“I came with some money. I was not poor as I am now. It is overstaying here that has made me look this vulnerable,” Mukongo said.
When life in Kampala became unbearable, Mukongo moved to Ruchinga Refugee Sub-branch to start a new life. He arrived at the camp in 2014. He was welcomed by OPM officials and given some relief items to start his new life.
“On reaching the camp, I was told that every person in my family will be given relief food every month to sustain our lives. I, my wife, and the two children were each given 12kg of maize and 3kg of beans. I felt relieved,” he said.
To their dismay, the quantity of food was reduced from 12 kilogrammes of maize to six kilogrammes. Mukongo opted to leave the camp for Kampala to look for casual work to fend for his family.

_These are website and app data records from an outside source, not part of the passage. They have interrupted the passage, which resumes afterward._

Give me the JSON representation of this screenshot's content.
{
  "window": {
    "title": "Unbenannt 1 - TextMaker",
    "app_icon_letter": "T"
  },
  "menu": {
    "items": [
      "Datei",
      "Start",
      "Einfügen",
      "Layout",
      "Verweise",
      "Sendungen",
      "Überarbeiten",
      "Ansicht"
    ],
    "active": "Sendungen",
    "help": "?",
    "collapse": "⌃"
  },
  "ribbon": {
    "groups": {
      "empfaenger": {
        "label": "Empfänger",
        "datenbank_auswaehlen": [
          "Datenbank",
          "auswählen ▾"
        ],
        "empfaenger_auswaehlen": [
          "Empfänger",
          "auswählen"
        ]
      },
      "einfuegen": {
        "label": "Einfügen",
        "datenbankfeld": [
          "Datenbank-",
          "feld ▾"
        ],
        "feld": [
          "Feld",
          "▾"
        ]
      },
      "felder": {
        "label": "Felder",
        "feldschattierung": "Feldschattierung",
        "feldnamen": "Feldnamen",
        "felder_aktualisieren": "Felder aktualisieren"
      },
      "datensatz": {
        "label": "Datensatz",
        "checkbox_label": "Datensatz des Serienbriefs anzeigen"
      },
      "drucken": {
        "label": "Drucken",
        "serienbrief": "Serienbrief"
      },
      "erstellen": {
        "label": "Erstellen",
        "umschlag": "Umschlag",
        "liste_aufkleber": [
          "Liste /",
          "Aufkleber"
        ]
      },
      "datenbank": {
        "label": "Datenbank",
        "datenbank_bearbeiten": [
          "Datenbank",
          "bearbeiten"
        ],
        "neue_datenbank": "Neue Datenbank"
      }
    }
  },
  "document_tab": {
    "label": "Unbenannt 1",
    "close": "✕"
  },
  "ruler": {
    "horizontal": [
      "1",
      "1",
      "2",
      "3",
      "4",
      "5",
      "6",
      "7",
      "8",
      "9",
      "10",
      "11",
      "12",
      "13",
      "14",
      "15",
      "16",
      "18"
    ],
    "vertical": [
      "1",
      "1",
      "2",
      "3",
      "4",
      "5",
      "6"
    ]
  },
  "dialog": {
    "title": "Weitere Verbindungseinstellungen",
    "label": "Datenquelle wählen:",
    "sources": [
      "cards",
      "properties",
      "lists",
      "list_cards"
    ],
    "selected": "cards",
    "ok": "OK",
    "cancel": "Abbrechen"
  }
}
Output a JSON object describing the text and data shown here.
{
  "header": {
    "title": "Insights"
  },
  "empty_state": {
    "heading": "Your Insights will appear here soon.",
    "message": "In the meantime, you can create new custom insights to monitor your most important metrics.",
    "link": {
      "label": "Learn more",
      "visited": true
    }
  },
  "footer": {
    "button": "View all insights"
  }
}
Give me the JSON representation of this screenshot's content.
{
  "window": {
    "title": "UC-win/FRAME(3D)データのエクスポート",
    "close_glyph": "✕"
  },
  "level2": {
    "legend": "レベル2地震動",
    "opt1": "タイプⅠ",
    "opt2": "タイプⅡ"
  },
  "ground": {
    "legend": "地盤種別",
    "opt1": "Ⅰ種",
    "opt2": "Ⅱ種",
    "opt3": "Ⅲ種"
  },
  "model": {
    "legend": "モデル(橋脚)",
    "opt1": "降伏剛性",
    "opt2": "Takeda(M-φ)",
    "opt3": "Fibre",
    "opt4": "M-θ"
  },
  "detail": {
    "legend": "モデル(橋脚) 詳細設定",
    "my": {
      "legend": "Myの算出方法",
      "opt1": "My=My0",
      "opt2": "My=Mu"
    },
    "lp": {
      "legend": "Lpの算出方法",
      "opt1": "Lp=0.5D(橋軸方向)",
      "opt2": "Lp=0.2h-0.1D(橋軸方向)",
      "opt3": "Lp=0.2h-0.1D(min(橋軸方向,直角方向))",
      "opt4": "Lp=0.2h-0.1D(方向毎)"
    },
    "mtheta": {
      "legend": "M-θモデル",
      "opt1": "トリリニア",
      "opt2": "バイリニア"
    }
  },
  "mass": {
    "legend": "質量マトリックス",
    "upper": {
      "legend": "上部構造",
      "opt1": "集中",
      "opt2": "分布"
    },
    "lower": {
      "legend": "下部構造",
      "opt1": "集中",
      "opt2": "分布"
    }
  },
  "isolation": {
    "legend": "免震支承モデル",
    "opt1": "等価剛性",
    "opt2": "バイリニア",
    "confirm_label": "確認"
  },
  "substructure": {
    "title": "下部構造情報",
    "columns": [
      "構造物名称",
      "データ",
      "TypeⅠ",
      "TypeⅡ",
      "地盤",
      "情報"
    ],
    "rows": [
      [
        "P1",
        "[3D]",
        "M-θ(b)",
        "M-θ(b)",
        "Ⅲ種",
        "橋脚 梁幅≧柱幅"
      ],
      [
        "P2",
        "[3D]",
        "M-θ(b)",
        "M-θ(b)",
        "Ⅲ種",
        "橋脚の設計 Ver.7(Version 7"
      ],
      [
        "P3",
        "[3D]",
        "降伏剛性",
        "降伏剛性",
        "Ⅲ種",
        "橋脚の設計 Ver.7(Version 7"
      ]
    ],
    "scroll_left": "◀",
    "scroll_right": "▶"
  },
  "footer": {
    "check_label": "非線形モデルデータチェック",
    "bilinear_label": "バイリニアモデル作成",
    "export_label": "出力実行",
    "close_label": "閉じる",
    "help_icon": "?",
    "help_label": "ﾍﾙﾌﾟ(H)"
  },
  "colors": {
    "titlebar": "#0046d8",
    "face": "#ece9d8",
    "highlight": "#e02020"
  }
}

While in Kampala, his wife informed him that the United Nations (UN) had dropped the food rations and opted for cash handouts.
“She told me that each family member will be getting Shs 30,000 per month.
A year later, the OPM said the money would be reduced because the UN had no money. They started with Shs 30,000, then Shs 21,000, and later Shs 9,000 as of 2022,” he said.
“Since we joined the camp, life has been miserable but we have nothing to do since we can’t get back to Congo due to instabilities,” he said.
All refugees in Ruchinga sub-branch are entitled to free medical services at Rulongo health facility. But Mukongo says without money, no refugee can get medical attention.
“You can’t be attended to when you don’t have money. What we get from the health facility is a prescription. It is hard for us because we can’t afford most of the prescribed medicine,” he said.
There are cars provided by the UN to facilitate refugees’ movements in the camp and in case of any referral but they are used by OPM officials.
“Never wish to be a refugee because we have suffered. I wish we could return to our motherland because life is really hard for us. My father and mother declined to seek refuge. They said we should leave because we have much more years to live. As I say this, my father passed on earlier this month and he was buried on March 4, 2022. I didn’t get a chance to bury him. May his soul rest in peace,” he said
“I suffered in the past two lockdowns. I have four children but it was hard to feed them. Every single day I sat in my single room, looked at my family members on hungry stomachs, and regretted why I left my country. I did all sorts of work but still, I could not look after them,” he said.